‘There’s a real need for youth housing,’ Donny explains. ‘It’s very difficult for today’s young people to find cheap accommodation – especially when coming from substance abuse, violent relationships and unsafe homes.
‘So we partnered with the Salvation Army Crisis Centre to offer refuge to 17–25-year-olds in one of our six rooms, allowing them to take the first step out of their situation and into the rest of their lives.’
And there couldn’t be a better place to start than St Kilda.
‘It’s a fascinating suburb,’ Christine implores. ‘It’s vibrant, multicultural – and offers a great mix of society. Most importantly, it’s a very tolerant area. Delightfully inclusive for all sorts of people.’
Following the blueprint from struggle to strength
175 Inkerman Street has always been a safe place to land. But more than that, it’s the perfect foundation from which to grow.
‘The rooming house has been home to many young people who have gone onto better things,’ Christine explains. ‘In fact, a lot of our staff have come through the rooming house.’
‘Many residents – past and present – have worked in the coffee shop, our youth programs or our office,’ Donny confirms. ‘We’ve given a lot of people a leg up.’
And they didn’t do it alone.
‘There’s been a few people who have come through and invested money in updating the building,’ Donny explains. ‘RMIT and SEMZ Construction put in a multipurpose pod. BMF Construction redid our driveway – and added a garage while they were at it. Every year, Moose Toys fix up the whole garden for us. And that’s just to name a few!
‘The community put so much into that house because it’s given so much to the community,’ says Donny. ‘That house changes lives. And while we’re sad it can’t continue to do so, we can in the capacity of St Kilda PCYC.’
Plans for the future with PCYC
St Kilda PCYC is looking forward to developing its gym, youth programs and coffee shop even further – and potentially adding more ventures down the track.
But it needs our help.
‘Everything we do is made possible through donations and grants,’ Christine explains. ‘That’s always going to be the hardest part of our work – finding the funds to keep our programs running.’
‘We can always use more volunteers, too,’ says Donny. ‘Youth workers, handypeople, fitness trainers, writers – even people who can give us a hand with a sausage sizzle. Any help we can get is greatly appreciated.’
And what better way to get to know St Kilda PCYC – and discover how you can help – than by coming down to 175 Inkerman Street’s auction on 16 December?
After a home with a habit of changing lives?
Historically speaking, this turn-of-the-century property is very kind to its inhabitants.
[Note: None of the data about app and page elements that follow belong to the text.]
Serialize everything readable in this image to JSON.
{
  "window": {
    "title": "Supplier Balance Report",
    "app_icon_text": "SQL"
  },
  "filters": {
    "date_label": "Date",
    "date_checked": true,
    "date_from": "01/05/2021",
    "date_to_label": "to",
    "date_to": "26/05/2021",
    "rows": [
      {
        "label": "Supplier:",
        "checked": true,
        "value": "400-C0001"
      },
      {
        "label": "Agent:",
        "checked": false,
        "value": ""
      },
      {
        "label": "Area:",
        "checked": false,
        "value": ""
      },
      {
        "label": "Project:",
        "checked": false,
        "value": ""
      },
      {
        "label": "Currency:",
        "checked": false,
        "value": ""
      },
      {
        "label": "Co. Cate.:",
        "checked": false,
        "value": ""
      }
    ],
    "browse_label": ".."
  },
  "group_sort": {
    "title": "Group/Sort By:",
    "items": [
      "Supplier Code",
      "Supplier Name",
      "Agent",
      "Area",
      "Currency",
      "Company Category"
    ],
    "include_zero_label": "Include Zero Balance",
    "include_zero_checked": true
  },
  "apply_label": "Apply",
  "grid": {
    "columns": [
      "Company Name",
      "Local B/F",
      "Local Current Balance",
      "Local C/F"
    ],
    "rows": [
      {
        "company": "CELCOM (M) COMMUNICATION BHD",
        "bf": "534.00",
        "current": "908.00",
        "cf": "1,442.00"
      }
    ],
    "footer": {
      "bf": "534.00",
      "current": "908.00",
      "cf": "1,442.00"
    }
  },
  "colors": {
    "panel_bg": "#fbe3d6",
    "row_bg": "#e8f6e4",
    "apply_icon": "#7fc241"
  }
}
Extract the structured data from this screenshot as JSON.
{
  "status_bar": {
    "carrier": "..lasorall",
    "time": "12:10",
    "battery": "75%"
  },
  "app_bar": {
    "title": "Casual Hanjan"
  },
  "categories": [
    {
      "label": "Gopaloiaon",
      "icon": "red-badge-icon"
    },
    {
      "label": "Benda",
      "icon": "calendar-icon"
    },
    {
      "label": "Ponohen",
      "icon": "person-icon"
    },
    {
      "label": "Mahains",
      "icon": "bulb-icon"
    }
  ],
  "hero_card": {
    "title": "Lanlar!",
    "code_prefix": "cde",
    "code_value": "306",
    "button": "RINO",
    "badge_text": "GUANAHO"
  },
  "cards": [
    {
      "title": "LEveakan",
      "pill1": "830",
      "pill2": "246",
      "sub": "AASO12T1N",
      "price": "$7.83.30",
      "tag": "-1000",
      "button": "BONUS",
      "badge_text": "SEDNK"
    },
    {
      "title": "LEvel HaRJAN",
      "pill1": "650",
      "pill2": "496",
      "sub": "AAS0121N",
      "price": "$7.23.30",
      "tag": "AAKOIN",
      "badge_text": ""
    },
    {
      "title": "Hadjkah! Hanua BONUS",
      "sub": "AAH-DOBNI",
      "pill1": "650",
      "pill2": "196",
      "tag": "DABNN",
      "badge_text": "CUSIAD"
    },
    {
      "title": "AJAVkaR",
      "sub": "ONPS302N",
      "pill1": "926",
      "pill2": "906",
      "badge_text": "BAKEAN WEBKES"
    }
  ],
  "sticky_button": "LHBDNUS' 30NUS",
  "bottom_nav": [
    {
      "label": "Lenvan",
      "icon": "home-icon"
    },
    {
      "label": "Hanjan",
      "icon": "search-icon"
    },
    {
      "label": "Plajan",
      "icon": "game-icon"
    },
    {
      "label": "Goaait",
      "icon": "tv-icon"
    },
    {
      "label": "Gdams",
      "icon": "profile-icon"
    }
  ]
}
And it’ll be no different to its lucky new owner.
‘This property is sure to be hotly contested,’ says Licensed Estate Agent, Jacob Kingston. ‘The perfect mix of old and new, 175 Inkerman Street retains the classic St Kilda old-school charm – while also offering close proximity to all the best Melbourne has to offer.’
From Chapel Street to Melbourne CBD, St Kilda Road to St Kilda Beach, Caulfield Park to Carlisle Street – even the supermarket – everything you’ll ever need is at your doorstep.
And right next door? The heart of the suburb – St Kilda PCYC’s community hub.
‘Our auctions are always sure to be festive,’ Jacob continues. ‘So come on down, get yourself a free coffee and raise your paddle for a house that’s been home to some of our community’s finest.’